We weren’t really sure how the judge would rule in the motion to transfer. Certainly, the interest of clearing his docket weighed in our favor, but given the currently unsettled law of false marking and since this was the first false marking case to come before this judge, chances seemed good. (But, it wasn’t lost on us that the judge seemed amenable to transfers in other types of cases, so this appeared to be a good strategy.) At a minimum we were hoping that the judge would sit on things for a while to allow additional cases to be decided or to allow Congress to act in some manner. I don’t think any of us expected for the judge to rule very quickly to transfer the case to the client’s home district.
The reason I am posting this degree of detail about the case is to highlight the judge’s reasoning for the transfer.
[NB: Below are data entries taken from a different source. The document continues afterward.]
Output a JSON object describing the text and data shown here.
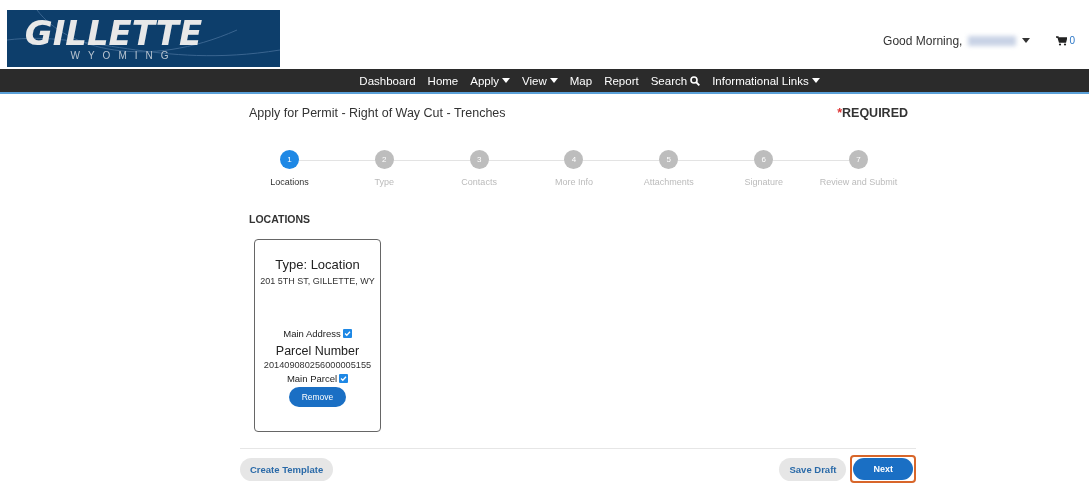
{
  "header": {
    "logo": {
      "title": "GILLETTE",
      "subtitle": "WYOMING"
    },
    "greeting": "Good Morning,",
    "user_name_redacted": true,
    "cart_count": "0"
  },
  "nav": [
    {
      "label": "Dashboard",
      "dropdown": false,
      "search": false
    },
    {
      "label": "Home",
      "dropdown": false,
      "search": false
    },
    {
      "label": "Apply",
      "dropdown": true,
      "search": false
    },
    {
      "label": "View",
      "dropdown": true,
      "search": false
    },
    {
      "label": "Map",
      "dropdown": false,
      "search": false
    },
    {
      "label": "Report",
      "dropdown": false,
      "search": false
    },
    {
      "label": "Search",
      "dropdown": false,
      "search": true
    },
    {
      "label": "Informational Links",
      "dropdown": true,
      "search": false
    }
  ],
  "page": {
    "title": "Apply for Permit - Right of Way Cut - Trenches",
    "required_mark": "*",
    "required_label": "REQUIRED"
  },
  "steps": [
    {
      "number": "1",
      "label": "Locations",
      "selected": true
    },
    {
      "number": "2",
      "label": "Type",
      "selected": false
    },
    {
      "number": "3",
      "label": "Contacts",
      "selected": false
    },
    {
      "number": "4",
      "label": "More Info",
      "selected": false
    },
    {
      "number": "5",
      "label": "Attachments",
      "selected": false
    },
    {
      "number": "6",
      "label": "Signature",
      "selected": false
    },
    {
      "number": "7",
      "label": "Review and Submit",
      "selected": false
    }
  ],
  "section_title": "LOCATIONS",
  "locations": [
    {
      "type_title": "Type: Location",
      "address": "201 5TH ST, GILLETTE, WY",
      "main_address_label": "Main Address",
      "main_address_checked": true,
      "parcel_title": "Parcel Number",
      "parcel_number": "201409080256000005155",
      "main_parcel_label": "Main Parcel",
      "main_parcel_checked": true,
      "remove_label": "Remove"
    }
  ],
  "footer": {
    "create_template": "Create Template",
    "save_draft": "Save Draft",
    "next": "Next",
    "next_highlighted": true
  }
}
As anyone who has been involved in federal court litigation knows, the plaintiff’s choice of forum is generally given great weight. Motions to transfer, while not unheard of, are not a sure winner when it comes to filing motions. However, in this case, the district court judge cited a district court case from a few months ago that said ruled that in a qui tam action the plaintiff’s choice of forum was not given the usual level of deference and, as such, found grounds to rule in favor of my client. Of course, this makes sense because in cases such as these, the plaintiff is not suing on behalf of herself, but on behalf of the entire U.S. government.
I think a strong reason for the judge’s ruling (outside of the fact that it allowed him to clear his docket of a pain in the rear-end false marking case) is that the motives of the plaintiff in this are clear: there are no burning legal issues to be resolved by this case; rather, he wishes only to extract a financial settlement out of my client, and he can do so merely because of the creative exploitation of a legal loophole in the patent statutes with which Congress has not dealt. Moreover, I am sure the judge’s clerk was fully aware that there are a whole bunch of cases filed by this plaintiff in this busy court, so I would be surprised if this fact didn’t sway the transfer decision in just a little bit.
I should note that I don’t think that all false marking cases are wrongly brought. To the contrary, I strongly believe that there should be a penalty when manufacturers mark their products wrongly with patent numbers with the intent to deceive the public because there are strong policy reasons to require truthful statements to the public such as this. Moreover, I think there should be a penalty for failing to mark a product with a patent number if their competitors did not have knowledge of the patent when determining patent litigation damages (but, I do think that the current patent marking rule is a bit too harsh, but that is an argument for another post). As I have written about previously, however, the issue of patent marking at the manufacturer level is actually somewhat complex from a business perspective. Accordingly, I don’t believe that a random member of the public should be able to legally contend that they are harmed by a product unless it can be shown that the mis-marking was done with the intent to deceive the public. In this regard, it will certainly help if the Federal Circuit or Congress clarifies the facts that need to be shown to bring a false marking case in the first place.
I am hopeful that the Federal Circuit will clear things up in the false marking arena in the near future, as these cases are needlessly clogging already over-burdened federal court dockets. Alternatively, Congress can act to fix the loophole (yeah, right!).
Lastly, while the client has not fully won this litigation, I would be remiss in not sending kudos to our litigation counsel for their strategy in this case. Thanks for getting us to this point. But, don’t take this the wrong way when I say, I hope we’re not talking much about this issue in coming months.